By CAROLINE BECK, Alabama Daily News
Newly elected state Rep. Andy Whitt, R-Harvest, wants to use his decades of experience in the banking industry to help Alabama businesses grow.
Whitt’s family has called north Alabama home for seven generations. Representing House District 6, which includes portions of Madison and Limestone counties, is Whitt’s first public office.
The seat was previously held by Rep. Phil Williams, R-Huntsville. He didn’t seek re-election in 2018.
Whitt started as a bank teller and worked his way up to senior vice president/Madison County executive for First National Bank. He oversees the bank’s presence and growth into the north Alabama market.
Whitt has also been heavily involved in his community through volunteer work, including at Elkwood Village, a special needs home. He’s an Athens Rotary Club Board member and local chamber of commerce member.
Since Whitt and his family have deep roots in north Alabama, he is passionate about going to Montgomery to properly represent the district. He will serve on the House’s Economic Development and Tourism Committee, Commerce and Small Business Committee, and Financial Services Committee.
Whitt says that one of his main focuses during the upcoming legislative session will be cutting red tape so that small businesses in Alabama are able to thrive. He’s working on a bill that would allow documents to be electronically signed and notarized online.
Eight Questions with Rep. Andy Whitt
Caroline Beck: So tell me what first made you want to get into politics? Was there any one moment that made you decide to start running?
Rep. Andy Whitt: My desire to serve others led me to get involved in politics. Since childhood, I was taught the importance of hard work and taking time to always give back to the community that has blessed our family for years. I really don’t think that there was any one instance that prompted my decision to run for office. It was the culmination of years of volunteer work and seizing the opportunity to carry my skillset to the Alabama House of Representatives. As a community banker, I understand what it’s like for small business owners, the challenges of local government and the importance to work together for the common good.
CB: What is your favorite thing to do in your down time?
AW: Any down time that I have is usually spent with my family. We love to travel and have been blessed to see a large part of the U.S, as well as several foreign countries. We really enjoy taking old-fashioned road trips and exploring historical places. I’m lucky that although my children are teenagers, they still think it’s cool to go on road trip adventures with mom and dad.
CB: What is one thing that your constituents would be surprised to know about you?
AW: I think people would be surprised to know that I am an avid antique collector. I was a “picker” before it became popularized by TV shows. I began in my early teenage years collecting antique thermometers, signs and Case knives. This evolved into accumulating autographs, classic books, Browning shotguns and now classic cars. I think at last count I had over 1,500 autographs on books, bats and baseballs.
CB: What is something about your district that many people living outside of it don’t know about it? What is your favorite thing about your district?
AW: People would be surprised to know exactly how diverse District 6 really is. From the rural farmland of Limestone and north Madison counties, to the second largest research park in the country, District 6 is truly blessed with a wide variety of economic resources. Huntsville is known as the Rocket City and has set the stage for the United States space program. Cummings Research Park and HudsonAlpha are world renowned for their creativity, research and innovation.
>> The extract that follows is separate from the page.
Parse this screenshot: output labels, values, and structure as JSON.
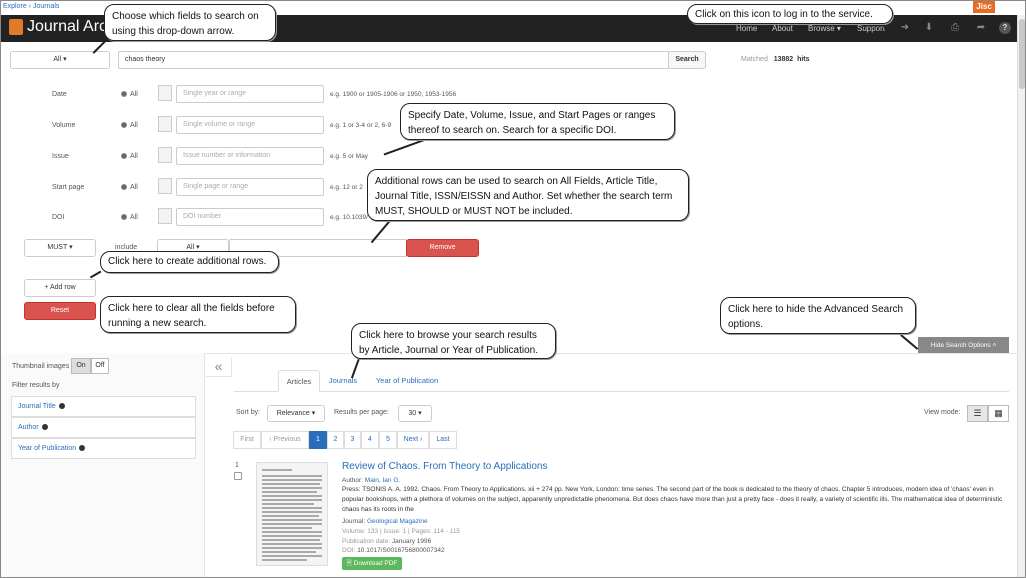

CB: I also wonder if you could talk a little bit about your time working in the financial world and any experiences and knowledge you will take to the State House with you?
AW: Being a community banker for nearly 25 years has taught me many things. I believe having knowledge in business, balancing budgets and understanding the importance of living within one’s means will add a skillset that is often uncommon in today’s government. I’ve witnessed firsthand the struggles of small businesses and everyday, hard-working citizens. My soft skills, such as the ability to build relationships and have civil conversations, will also help make my work in the State House more productive.
CB: What are the top issues that you are the most passionate about tackling in your first term?
AW: Everyone is talking about our state’s infrastructure needs, and I completely agree that something has to be done. I, along with many Alabamians, view it as a crucial need of any current and future economic developments. While I’ve not seen any specific details, infrastructure funding must be addressed. I am also passionate about cutting red tape and making it easier to do business in Alabama. Let’s make sure that we support our local businesses and that the state is not seen as a burden or roadblock. Alabama is open for business and we want our citizens to have good-paying jobs.
CB: Are there any bills that you have your eye on in the future or that have already been discused so far that you are involved in?
AW: There are a few bills that I’ve looked at and that I’m currently working on or will support when presented. Going back to the ease of doing business, I am looking at a bill that would allow documents to be electronically signed and notarized online. If we can help speed up the process, stop inconveniencing the consumer’s time or travels, and make conducting business safe and easy; then it just makes sense.
CB: Anything else about yourself that you would want people to know about?
AW: The lack of opposition during the campaign and subsequent election has been extremely humbling for me and my family. I have the utmost respect for this office and the people of District 6. I feel very fortunate to have been given this opportunity.
Caroline Beck is a reporter living in Montgomery. You can reach her at Caroline@aldailynews.com or follower her on Twitter @CarolineBeckADN.